The court decided to reject the application, requesting permission for Russian doctors to examine the war crime convict, because such action is not provided for under procedural rules effective in Latvia.
The Latvian Foreign Ministry had merely informed their Russian colleagues about the court ruling, Riekstins explained.
The Russian Foreign Ministry said April 11 it was displeased over refusal by Latvia to grant Russian medics and the Russian ambassador a meeting with Kononov.
Russia said in its statement a few days ago the Latvian Foreign Ministry had turned down the request by the Russian government to allow Russian doctors to examine Kononov, 77, and provide medical assistance, if needed.

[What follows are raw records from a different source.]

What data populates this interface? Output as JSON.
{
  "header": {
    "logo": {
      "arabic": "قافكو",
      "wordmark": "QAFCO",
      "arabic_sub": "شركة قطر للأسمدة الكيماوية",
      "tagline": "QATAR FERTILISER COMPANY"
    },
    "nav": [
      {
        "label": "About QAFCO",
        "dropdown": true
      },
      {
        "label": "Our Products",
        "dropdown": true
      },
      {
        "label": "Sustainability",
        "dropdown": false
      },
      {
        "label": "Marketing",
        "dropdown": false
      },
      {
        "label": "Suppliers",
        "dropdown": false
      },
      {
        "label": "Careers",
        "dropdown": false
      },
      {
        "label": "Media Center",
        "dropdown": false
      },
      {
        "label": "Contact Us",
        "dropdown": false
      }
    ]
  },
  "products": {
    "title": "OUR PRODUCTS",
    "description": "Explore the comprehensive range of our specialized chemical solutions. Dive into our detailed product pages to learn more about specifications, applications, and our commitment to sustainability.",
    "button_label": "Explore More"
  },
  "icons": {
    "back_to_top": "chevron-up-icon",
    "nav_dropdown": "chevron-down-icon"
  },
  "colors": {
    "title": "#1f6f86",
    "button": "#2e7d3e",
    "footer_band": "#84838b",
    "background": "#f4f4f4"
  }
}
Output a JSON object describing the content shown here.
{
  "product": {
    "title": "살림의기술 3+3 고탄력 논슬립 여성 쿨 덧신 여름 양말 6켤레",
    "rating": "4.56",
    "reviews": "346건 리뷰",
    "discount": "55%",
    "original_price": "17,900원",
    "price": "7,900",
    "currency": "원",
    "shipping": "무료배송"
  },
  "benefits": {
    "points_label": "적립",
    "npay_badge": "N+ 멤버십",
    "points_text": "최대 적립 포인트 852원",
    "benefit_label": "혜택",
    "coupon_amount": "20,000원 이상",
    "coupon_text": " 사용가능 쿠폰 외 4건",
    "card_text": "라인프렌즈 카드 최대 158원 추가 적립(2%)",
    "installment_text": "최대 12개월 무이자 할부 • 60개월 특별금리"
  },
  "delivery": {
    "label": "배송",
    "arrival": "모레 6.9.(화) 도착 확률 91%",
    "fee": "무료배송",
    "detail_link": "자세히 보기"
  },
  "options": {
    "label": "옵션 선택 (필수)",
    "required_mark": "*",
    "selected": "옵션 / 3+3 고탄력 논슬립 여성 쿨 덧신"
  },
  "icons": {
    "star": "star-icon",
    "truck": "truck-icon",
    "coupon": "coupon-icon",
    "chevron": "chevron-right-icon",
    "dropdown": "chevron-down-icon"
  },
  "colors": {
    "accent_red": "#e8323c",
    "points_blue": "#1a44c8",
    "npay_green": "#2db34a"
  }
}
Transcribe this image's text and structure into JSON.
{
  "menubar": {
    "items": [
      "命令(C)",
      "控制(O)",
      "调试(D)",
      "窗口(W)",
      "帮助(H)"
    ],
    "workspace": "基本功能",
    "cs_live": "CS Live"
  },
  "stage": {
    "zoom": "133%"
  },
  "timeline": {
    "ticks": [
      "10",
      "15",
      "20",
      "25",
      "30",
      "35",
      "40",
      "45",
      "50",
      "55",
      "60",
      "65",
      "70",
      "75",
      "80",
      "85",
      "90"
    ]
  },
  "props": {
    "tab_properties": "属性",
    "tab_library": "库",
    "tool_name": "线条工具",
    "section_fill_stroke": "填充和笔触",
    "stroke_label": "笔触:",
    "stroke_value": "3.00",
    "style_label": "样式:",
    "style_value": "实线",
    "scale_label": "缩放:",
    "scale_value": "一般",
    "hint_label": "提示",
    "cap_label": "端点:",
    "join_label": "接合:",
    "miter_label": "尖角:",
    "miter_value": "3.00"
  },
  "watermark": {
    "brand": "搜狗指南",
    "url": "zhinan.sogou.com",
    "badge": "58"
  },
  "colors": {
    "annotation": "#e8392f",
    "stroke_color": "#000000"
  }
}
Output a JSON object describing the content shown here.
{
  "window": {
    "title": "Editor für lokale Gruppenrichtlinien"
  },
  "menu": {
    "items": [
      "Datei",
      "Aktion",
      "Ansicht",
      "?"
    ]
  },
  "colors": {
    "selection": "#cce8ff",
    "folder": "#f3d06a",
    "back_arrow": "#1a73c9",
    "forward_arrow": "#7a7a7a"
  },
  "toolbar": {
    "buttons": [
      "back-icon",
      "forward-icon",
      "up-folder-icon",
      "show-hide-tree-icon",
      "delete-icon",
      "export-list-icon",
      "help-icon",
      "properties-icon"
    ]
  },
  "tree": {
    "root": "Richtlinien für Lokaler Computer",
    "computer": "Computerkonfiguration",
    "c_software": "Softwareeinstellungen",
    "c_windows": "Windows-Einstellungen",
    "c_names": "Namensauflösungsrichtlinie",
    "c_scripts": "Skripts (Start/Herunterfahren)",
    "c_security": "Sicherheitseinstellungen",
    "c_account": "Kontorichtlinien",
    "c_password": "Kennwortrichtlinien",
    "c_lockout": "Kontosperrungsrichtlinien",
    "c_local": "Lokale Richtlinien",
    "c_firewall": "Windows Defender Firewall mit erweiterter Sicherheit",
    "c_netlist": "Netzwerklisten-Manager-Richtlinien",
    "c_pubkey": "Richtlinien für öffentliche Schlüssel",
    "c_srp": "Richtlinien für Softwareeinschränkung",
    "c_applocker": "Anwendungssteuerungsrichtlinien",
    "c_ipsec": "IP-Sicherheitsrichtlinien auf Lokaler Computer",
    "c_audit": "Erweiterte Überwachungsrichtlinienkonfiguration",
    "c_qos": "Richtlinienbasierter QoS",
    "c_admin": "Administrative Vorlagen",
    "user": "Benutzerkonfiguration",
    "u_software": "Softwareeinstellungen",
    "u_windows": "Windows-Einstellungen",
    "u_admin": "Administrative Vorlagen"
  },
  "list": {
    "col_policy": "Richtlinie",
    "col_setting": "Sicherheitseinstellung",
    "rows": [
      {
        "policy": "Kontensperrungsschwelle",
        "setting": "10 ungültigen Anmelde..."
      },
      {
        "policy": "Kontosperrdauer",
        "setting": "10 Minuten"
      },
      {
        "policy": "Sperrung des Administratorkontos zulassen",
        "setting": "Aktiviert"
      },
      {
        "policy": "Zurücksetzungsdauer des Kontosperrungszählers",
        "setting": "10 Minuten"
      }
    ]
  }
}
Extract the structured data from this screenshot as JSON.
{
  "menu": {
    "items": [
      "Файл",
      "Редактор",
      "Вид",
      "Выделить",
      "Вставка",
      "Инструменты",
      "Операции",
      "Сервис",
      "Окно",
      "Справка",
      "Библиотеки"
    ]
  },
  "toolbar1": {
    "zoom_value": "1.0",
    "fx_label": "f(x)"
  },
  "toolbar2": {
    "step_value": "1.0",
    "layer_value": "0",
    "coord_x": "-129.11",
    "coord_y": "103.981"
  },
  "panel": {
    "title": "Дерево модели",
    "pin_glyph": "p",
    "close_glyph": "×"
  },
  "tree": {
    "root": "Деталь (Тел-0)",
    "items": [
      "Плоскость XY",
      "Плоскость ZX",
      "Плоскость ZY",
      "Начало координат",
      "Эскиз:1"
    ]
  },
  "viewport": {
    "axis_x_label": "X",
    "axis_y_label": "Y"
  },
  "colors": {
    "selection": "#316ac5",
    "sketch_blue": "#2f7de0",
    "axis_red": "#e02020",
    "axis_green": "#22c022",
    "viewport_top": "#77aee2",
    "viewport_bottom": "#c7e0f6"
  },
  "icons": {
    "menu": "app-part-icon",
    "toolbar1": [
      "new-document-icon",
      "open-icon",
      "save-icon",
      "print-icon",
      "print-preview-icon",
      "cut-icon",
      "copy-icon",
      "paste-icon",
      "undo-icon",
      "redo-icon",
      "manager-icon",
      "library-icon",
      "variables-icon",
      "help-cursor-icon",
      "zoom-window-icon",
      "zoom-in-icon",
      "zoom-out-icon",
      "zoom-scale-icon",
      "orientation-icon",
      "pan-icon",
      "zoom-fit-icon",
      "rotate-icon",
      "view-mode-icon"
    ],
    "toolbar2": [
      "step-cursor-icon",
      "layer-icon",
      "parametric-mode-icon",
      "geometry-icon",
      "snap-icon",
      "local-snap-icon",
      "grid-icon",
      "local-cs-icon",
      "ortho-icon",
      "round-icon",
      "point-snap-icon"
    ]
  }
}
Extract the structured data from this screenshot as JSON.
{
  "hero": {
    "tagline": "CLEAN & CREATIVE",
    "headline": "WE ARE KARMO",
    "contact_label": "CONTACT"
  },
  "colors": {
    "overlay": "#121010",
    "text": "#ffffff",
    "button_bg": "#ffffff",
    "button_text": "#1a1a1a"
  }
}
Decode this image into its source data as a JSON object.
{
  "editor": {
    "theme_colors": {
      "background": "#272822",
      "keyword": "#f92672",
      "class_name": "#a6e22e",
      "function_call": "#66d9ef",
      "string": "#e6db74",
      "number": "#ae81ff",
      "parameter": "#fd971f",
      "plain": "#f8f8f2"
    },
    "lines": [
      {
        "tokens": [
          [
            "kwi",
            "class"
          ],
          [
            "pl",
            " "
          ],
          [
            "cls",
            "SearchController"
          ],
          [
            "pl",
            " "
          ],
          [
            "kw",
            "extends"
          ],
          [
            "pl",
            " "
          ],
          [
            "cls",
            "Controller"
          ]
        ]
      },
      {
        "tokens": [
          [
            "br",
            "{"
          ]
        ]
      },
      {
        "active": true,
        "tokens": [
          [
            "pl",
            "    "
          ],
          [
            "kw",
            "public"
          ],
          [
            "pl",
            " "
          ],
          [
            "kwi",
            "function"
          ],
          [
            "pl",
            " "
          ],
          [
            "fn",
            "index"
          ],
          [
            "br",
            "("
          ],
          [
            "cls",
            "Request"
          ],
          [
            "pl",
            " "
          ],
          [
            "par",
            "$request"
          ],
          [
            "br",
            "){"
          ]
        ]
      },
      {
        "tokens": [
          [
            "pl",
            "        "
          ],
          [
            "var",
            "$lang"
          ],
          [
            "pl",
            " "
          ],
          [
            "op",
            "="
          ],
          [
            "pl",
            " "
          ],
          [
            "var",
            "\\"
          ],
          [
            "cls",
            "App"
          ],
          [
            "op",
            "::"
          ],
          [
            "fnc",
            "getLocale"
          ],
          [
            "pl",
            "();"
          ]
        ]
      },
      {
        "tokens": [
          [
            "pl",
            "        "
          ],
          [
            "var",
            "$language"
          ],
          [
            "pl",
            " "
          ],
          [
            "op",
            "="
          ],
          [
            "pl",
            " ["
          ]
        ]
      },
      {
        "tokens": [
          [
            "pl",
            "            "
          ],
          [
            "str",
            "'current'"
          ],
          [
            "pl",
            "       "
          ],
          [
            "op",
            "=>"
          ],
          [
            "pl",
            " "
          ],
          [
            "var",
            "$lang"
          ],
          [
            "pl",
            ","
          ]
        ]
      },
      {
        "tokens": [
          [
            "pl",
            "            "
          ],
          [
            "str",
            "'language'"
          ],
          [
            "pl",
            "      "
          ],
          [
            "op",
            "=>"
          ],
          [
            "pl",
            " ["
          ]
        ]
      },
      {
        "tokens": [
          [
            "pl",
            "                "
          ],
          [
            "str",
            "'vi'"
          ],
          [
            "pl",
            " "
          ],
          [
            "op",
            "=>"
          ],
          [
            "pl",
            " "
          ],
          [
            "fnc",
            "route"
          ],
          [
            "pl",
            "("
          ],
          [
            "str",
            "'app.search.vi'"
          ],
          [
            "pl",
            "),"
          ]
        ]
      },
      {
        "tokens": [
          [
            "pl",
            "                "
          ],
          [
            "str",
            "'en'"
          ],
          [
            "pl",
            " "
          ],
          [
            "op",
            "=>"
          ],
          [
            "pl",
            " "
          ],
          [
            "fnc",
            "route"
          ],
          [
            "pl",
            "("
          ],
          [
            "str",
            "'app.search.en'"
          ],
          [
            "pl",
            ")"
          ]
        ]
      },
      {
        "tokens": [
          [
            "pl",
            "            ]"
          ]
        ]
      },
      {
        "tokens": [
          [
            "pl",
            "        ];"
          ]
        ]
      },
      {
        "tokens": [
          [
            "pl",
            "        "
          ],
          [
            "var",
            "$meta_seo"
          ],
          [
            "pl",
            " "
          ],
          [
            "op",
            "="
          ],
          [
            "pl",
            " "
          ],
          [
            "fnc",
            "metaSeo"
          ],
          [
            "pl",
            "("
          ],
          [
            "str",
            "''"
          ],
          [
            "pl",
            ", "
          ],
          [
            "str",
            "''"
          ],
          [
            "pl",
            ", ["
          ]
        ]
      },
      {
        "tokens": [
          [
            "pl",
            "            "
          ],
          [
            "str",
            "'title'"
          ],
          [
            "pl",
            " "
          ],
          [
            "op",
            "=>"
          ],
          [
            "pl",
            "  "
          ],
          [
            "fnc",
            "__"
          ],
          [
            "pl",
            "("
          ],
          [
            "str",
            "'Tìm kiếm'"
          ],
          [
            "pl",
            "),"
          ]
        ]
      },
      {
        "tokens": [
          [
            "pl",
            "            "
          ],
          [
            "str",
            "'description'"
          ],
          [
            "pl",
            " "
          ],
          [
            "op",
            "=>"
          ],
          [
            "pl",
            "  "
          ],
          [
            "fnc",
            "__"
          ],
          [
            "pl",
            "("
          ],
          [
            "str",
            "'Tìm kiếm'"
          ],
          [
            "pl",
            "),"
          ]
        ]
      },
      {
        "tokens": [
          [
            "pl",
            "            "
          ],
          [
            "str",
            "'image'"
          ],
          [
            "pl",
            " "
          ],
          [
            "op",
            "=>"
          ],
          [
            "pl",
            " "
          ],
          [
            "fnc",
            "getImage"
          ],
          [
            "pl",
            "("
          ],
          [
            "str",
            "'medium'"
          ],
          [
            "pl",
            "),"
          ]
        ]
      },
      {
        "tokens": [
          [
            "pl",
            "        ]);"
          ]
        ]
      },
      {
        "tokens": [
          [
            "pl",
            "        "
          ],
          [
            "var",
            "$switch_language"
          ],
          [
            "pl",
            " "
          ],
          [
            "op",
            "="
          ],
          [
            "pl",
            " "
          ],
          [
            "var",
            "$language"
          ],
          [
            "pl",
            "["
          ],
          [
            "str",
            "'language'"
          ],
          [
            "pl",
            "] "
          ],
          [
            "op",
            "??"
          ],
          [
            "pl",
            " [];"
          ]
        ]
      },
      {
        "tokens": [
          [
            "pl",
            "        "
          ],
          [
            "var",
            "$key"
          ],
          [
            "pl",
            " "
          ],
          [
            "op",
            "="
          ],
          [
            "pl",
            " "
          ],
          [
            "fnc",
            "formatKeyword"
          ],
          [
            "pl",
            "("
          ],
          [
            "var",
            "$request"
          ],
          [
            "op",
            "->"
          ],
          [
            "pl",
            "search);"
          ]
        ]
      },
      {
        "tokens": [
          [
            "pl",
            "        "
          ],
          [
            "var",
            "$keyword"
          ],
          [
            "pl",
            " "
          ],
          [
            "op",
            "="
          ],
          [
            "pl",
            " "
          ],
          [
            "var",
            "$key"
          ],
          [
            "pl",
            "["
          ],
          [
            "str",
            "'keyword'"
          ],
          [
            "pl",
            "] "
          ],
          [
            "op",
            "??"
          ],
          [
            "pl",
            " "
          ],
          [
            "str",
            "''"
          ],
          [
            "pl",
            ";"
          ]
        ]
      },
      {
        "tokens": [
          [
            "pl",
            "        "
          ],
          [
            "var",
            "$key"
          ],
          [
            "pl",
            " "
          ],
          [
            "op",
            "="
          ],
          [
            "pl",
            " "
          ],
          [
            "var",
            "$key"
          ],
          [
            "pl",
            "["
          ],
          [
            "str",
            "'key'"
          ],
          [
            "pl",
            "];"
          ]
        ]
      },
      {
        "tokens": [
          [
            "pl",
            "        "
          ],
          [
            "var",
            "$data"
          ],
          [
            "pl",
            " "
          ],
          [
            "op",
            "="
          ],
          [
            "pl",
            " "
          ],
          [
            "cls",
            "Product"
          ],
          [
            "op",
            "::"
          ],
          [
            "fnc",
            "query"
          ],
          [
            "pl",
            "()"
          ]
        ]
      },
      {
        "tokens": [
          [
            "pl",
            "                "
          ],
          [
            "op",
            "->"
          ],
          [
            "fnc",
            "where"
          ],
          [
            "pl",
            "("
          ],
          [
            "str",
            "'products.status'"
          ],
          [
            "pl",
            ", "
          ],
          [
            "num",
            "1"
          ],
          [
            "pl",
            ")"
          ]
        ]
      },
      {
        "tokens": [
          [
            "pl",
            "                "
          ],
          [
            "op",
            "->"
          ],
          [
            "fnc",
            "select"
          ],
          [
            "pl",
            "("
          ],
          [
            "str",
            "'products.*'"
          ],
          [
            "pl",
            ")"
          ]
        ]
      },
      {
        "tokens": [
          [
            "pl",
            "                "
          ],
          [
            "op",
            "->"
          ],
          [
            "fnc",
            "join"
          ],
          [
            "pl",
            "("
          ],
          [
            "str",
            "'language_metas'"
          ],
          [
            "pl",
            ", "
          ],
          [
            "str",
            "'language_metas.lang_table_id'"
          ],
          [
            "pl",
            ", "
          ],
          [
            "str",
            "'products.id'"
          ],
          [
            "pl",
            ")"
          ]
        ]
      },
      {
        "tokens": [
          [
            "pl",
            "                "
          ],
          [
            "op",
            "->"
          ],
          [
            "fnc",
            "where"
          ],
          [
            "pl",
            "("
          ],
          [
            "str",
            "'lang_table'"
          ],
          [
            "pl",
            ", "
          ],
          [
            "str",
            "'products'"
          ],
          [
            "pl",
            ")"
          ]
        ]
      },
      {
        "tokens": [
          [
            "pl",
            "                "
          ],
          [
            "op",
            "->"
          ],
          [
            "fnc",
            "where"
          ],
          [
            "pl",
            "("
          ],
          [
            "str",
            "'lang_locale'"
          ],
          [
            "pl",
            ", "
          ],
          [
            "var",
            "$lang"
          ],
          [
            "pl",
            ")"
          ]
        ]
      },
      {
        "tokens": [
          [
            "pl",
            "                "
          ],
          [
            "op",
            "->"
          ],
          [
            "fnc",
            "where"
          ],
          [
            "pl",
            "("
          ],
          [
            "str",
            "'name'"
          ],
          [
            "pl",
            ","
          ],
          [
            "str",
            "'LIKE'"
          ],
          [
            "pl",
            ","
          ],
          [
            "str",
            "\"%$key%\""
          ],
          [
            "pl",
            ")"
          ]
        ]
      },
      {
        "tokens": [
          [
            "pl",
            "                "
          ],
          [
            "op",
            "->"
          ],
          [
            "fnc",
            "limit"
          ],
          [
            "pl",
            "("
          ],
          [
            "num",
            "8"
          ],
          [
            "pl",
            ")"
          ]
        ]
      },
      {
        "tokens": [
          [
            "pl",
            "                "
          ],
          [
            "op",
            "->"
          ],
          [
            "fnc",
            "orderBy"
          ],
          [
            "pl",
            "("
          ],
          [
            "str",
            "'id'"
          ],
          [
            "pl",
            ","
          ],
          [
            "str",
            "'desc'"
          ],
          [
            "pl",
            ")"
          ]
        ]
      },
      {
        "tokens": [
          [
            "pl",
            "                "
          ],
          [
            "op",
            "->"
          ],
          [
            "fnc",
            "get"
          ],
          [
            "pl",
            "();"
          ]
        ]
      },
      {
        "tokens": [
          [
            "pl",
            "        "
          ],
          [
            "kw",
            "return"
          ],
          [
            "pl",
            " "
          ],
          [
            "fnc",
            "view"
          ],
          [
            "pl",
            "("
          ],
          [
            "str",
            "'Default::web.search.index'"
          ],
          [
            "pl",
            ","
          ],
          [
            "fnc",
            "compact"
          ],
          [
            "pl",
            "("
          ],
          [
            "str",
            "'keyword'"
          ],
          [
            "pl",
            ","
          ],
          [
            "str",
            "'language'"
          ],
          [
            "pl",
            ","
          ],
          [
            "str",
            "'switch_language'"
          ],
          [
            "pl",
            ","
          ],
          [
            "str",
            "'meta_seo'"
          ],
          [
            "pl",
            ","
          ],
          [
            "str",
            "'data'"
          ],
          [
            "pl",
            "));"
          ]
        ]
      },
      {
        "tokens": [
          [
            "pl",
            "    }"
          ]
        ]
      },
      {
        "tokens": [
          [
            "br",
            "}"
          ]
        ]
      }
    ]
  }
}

"This approach indicates that Latvian authorities fully ignore generally accepted principles of humanism," the Russian Foreign Ministry claimed.
The statement by Russia coincides with a publication in Newsweek magazine, questioning fair trial of Kononov, and the criticism by the Simon Wiesenthal Center in Jerusalem, that reproached Latvia for politicizing such cases.
Riekstins stressed that Latvia's position in the matter had been reiterated over and over again -in a democratic state cases like this are in the exclusive domain of the court and other branches do not interfere with judicial authorities.
In late January, Kononov was sentenced to six years in jail for killing Latvian civilians during World War II. The appellate claim in his case will be examined in April.
Russian officials, acting president Vladimir Putin included, have several times spoken in defense of Kononov, claiming that Latvia convicted Kononov just because he had fought on the Soviet side in the war.